Managing Sleeping Difficulties
Many people complain of difficulty sleeping related to breast cancer. This may be due to lifestyle habits, the trauma and stress of coping with a breast cancer diagnosis or the side effects of treatment. Estrogen and progesterone are hormones that play an important role in regulating the sleep cycle, so fluctuations in these as a natural part of the menstrual cycle, menopause, or through breast cancer treatments may lead to difficulty falling or staying asleep. Getting enough sleep is important for your immune system, mood, and weight, and it may also play a role in cancer prevention. Thus, it is important to make this a priority. As you will read below, optimizing sleep is very much about creating and maintaining a routine that is in line with your body’s natural rhythm and is related to your eating and exercising schedules.
Tips for Optimizing Sleep Patterns:
- Do not overeat, especially after 6pm and eat meals at the same time every day.
- Reduce or eliminate caffeine intake, or stop caffeine intake early in the day. Caffeine can have a long lasting impact in our bodies, and can influence our ability to fall or stay asleep. Its effects may be subtle or seemingly unrelated to sleep difficulties. Chocolate contains caffeine and should be avoided in the evening.

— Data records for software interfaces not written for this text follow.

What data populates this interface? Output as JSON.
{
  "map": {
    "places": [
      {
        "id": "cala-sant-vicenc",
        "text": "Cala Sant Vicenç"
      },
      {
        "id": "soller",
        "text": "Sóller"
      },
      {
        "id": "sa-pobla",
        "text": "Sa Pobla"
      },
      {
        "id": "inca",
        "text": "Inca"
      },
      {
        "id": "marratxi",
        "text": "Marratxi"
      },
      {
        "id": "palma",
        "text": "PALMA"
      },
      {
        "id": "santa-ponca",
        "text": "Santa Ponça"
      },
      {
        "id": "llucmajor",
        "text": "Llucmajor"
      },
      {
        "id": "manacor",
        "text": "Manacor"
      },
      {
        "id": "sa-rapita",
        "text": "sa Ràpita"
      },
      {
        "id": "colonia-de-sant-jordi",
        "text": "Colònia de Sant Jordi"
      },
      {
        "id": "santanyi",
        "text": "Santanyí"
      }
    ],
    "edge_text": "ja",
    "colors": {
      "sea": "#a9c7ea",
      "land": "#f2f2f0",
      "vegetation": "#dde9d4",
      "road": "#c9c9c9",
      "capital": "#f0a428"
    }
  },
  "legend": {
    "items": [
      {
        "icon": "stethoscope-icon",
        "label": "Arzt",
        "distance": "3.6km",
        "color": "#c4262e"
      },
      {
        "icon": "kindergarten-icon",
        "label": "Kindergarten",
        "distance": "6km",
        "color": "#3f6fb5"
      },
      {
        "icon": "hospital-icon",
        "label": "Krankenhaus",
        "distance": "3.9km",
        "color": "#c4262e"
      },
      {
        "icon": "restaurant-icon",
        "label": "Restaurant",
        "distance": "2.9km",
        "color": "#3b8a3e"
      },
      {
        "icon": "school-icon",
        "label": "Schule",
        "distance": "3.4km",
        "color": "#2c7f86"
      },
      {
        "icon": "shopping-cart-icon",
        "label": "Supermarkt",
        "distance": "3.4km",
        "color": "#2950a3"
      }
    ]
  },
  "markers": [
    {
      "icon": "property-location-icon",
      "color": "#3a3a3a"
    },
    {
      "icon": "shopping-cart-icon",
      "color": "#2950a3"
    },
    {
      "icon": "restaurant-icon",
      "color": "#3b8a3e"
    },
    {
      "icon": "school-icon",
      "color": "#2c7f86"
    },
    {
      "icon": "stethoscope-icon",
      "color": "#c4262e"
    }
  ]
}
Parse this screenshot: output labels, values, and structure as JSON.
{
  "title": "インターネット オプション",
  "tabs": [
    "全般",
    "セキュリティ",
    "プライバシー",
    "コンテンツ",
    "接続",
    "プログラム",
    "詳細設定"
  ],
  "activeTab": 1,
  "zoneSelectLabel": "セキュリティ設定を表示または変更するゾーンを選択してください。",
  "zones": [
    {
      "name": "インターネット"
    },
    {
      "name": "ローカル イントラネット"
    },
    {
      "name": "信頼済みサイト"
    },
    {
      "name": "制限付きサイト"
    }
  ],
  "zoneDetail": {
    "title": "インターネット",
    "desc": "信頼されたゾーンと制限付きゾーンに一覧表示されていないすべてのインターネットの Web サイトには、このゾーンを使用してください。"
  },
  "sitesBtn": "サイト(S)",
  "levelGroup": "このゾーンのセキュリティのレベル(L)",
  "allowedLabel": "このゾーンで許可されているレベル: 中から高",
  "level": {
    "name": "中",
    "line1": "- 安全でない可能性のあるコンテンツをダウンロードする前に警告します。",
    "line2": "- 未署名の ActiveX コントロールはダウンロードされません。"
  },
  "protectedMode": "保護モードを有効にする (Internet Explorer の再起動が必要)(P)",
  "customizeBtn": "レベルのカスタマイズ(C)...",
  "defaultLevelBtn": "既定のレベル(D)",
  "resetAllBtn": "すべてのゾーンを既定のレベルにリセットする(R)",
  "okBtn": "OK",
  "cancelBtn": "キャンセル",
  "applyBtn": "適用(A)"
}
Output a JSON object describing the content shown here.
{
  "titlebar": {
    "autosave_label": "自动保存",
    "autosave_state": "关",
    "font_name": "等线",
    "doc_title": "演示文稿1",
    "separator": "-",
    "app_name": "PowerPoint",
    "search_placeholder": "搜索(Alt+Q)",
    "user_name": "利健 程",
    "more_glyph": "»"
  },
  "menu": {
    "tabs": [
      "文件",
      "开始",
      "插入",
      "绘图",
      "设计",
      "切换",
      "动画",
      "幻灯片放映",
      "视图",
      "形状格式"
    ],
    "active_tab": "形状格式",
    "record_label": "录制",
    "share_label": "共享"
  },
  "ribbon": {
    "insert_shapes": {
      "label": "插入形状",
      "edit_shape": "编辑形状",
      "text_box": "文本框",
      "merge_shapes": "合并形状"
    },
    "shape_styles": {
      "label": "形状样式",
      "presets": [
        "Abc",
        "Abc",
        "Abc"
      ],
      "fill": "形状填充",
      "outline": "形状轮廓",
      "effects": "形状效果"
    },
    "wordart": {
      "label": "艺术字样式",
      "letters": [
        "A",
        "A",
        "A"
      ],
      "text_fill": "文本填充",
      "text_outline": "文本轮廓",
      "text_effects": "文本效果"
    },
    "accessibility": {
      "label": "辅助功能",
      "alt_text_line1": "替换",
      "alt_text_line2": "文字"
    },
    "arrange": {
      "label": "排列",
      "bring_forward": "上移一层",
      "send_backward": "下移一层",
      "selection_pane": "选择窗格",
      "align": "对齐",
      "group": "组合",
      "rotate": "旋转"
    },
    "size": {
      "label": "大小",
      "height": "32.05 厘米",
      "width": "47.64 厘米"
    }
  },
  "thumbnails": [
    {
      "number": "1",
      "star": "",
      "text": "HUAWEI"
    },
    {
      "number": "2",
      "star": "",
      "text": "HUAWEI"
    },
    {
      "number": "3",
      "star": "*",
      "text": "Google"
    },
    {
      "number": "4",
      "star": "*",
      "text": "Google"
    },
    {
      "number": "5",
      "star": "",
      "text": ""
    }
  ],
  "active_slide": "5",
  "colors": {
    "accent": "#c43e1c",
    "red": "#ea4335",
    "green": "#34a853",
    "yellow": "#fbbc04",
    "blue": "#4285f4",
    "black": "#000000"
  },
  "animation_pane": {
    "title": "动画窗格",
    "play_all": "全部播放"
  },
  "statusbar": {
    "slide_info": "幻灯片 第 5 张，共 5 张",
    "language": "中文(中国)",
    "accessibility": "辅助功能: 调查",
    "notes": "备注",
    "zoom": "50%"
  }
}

- To avoid waking for urination, reduce your fluid intake after 5pm, focusing on meeting your needs earlier in the day.
- Get aerobic exercise early in the day, and limit vigorous exercise in the evening. Body temperature plays a role in sleep, with cool temperatures promoting sleep and heat promoting waking. As exercise raises the body’s temperature, it may be difficult to fall asleep afterward.
- Attempt to get 15-30 minutes of morning sun exposure.
- Avoid napping, which may interfere with your sleep cycle.
- Dim lights and avoid “screens” in your area at least one hour before bed. Exposure to lights can reduce the production of melatonin, which is a hormone that promotes sleep.
- Go to sleep and wake up at the same time every day.
- Reduce noise and stimulating activity at least one hour before bed.
- Develop routine bedtime practices.
- Cool the temperature of your environment at least one hour before bed; 65 degrees is thought to be the optimal temperature for sleep.
- Consume herbal teas in the evening (chamomile, lemon balm, valerian, etc.).
- Do not lie in bed after night waking.
- Keys to an ideal sleep environment include: complete darkness, relaxing pillow, cool temperature, controlled noise, no computer or TV, and hidden or removed clocks.
- The bedroom should be for sleep or intimacy only. Do not read, work, or watch TV in bed.
Dubin Breast Center
The Mount Sinai Hospital
1176 5th Avenue
New York, NY
Tel: 212-241-3300, option 4